What you produce should be every line from the data that includes "brand".

(Dataset extract Opens)

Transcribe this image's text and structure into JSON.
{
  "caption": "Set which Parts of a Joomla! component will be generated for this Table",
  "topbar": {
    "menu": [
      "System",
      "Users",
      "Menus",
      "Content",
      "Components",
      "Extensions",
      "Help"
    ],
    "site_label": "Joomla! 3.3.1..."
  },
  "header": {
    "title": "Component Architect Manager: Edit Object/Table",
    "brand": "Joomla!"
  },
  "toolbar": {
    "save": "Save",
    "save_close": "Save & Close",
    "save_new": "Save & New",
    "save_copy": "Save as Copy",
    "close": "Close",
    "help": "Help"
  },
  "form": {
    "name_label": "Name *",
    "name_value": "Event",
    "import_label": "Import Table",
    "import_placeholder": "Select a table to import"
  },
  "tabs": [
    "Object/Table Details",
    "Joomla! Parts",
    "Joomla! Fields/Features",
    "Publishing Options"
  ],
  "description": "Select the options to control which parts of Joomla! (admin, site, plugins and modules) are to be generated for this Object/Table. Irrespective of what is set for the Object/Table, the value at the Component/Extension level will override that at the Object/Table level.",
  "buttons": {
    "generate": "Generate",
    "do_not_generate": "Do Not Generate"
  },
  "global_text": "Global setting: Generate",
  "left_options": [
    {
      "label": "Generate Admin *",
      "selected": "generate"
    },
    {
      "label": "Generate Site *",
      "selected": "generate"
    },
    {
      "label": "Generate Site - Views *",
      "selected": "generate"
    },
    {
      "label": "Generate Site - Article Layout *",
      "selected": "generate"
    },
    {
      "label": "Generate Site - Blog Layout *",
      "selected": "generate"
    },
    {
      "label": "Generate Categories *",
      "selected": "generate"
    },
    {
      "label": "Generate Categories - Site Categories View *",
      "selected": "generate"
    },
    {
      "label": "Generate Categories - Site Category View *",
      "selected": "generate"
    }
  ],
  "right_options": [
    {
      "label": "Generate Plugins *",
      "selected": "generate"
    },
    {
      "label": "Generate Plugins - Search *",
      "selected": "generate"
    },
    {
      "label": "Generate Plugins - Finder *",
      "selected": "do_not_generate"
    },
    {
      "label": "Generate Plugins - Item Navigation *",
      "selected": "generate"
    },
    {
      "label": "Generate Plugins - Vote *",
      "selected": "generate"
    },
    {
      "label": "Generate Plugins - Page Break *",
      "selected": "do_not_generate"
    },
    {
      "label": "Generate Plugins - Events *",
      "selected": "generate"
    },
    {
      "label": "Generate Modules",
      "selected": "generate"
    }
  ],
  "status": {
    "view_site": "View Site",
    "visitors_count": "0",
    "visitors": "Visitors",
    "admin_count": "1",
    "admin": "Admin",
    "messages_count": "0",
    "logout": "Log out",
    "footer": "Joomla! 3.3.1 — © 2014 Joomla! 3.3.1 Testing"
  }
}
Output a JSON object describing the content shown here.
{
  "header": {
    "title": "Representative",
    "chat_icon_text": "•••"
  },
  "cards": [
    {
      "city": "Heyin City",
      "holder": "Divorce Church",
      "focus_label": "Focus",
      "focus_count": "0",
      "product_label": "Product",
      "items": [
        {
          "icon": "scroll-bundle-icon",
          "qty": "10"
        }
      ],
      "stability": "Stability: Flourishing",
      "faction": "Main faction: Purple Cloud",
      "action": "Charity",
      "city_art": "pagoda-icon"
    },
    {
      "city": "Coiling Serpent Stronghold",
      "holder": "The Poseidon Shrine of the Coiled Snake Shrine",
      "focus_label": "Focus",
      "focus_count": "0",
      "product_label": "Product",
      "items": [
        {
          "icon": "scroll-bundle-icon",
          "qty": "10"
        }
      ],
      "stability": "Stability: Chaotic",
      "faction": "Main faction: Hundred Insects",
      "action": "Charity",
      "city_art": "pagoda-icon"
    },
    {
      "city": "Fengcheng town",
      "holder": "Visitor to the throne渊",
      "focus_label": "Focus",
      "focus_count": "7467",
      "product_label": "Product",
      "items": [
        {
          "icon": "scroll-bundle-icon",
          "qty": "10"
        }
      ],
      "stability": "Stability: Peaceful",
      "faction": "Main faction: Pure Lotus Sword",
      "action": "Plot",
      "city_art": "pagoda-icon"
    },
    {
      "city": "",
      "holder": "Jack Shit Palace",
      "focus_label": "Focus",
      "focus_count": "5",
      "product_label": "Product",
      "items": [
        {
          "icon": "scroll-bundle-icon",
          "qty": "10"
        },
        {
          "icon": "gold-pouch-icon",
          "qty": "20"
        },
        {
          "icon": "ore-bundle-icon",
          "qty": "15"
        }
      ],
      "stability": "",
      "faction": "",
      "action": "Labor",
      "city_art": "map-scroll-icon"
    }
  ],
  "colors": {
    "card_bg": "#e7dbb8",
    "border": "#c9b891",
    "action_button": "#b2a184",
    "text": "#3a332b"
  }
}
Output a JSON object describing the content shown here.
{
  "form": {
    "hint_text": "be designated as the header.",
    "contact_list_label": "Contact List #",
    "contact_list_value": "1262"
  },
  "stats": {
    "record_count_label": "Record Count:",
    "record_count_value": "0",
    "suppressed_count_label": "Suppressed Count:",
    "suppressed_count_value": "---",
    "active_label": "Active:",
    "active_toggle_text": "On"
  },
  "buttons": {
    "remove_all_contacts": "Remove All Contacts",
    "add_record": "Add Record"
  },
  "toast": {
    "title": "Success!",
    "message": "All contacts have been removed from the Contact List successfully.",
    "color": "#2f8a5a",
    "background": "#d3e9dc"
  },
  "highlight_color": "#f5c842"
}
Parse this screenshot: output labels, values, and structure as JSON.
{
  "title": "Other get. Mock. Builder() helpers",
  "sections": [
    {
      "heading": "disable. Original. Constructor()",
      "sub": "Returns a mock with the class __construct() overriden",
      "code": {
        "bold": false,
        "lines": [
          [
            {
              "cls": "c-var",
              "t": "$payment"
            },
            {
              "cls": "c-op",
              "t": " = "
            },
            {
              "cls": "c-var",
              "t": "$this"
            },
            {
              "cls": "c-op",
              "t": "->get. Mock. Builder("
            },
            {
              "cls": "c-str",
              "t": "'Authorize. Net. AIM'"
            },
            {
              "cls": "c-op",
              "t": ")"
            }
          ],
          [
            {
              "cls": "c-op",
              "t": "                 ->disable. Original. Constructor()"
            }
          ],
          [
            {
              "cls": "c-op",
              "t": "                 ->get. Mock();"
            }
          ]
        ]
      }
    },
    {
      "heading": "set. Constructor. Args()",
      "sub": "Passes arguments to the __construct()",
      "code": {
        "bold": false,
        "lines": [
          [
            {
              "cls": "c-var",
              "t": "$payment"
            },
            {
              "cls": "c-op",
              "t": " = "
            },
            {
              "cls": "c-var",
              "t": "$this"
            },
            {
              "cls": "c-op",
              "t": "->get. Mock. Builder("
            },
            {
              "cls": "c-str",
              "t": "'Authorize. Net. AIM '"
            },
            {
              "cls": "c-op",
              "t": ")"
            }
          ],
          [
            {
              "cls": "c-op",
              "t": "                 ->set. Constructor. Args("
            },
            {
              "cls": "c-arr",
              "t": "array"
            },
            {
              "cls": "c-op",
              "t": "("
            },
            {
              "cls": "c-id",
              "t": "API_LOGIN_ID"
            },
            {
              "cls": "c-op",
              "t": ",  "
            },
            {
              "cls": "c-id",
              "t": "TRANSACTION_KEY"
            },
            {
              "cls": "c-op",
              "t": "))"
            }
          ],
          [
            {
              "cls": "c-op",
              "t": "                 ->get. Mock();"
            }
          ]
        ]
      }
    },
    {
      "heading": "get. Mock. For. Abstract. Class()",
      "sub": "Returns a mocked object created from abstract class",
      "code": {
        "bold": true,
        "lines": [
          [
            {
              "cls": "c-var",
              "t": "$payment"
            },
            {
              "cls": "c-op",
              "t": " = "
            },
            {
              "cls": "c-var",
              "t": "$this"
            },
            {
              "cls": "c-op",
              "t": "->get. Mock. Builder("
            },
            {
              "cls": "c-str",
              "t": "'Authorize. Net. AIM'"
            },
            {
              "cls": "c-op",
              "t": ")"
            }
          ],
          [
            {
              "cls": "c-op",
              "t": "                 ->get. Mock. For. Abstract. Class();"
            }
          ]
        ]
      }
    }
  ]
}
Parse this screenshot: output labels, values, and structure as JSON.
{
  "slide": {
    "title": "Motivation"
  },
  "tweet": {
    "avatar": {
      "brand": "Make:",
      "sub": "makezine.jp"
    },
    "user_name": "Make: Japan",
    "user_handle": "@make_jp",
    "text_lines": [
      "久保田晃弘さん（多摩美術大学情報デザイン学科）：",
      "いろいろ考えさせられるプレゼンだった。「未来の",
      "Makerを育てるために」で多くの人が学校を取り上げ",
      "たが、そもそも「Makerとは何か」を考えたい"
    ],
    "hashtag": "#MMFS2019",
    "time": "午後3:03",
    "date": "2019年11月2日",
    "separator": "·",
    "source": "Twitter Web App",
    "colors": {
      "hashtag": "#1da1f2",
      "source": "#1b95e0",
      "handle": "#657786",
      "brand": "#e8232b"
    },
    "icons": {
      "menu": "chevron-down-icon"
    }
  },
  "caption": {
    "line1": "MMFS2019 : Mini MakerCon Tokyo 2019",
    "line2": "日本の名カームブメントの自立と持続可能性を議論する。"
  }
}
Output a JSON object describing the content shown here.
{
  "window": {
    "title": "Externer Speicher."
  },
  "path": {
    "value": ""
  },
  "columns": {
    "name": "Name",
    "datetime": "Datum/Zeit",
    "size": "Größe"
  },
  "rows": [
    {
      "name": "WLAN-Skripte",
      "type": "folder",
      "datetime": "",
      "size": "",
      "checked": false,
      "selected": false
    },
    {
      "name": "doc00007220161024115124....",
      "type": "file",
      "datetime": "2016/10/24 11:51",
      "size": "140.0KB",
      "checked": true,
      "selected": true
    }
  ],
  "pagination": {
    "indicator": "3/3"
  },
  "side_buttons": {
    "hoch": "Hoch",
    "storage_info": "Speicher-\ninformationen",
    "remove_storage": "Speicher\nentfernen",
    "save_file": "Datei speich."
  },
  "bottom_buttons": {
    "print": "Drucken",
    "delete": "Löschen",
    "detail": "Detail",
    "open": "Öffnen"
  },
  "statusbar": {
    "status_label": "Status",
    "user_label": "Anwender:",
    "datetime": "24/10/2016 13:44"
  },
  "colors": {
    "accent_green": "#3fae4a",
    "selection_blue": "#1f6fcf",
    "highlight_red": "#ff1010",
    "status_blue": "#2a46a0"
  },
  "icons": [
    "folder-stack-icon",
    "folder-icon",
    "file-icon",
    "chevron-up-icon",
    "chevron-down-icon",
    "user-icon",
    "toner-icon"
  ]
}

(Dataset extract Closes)

→ **Your solution**
    "brand": "Joomla!"
      "brand": "Make:",
      "brand": "#e8232b"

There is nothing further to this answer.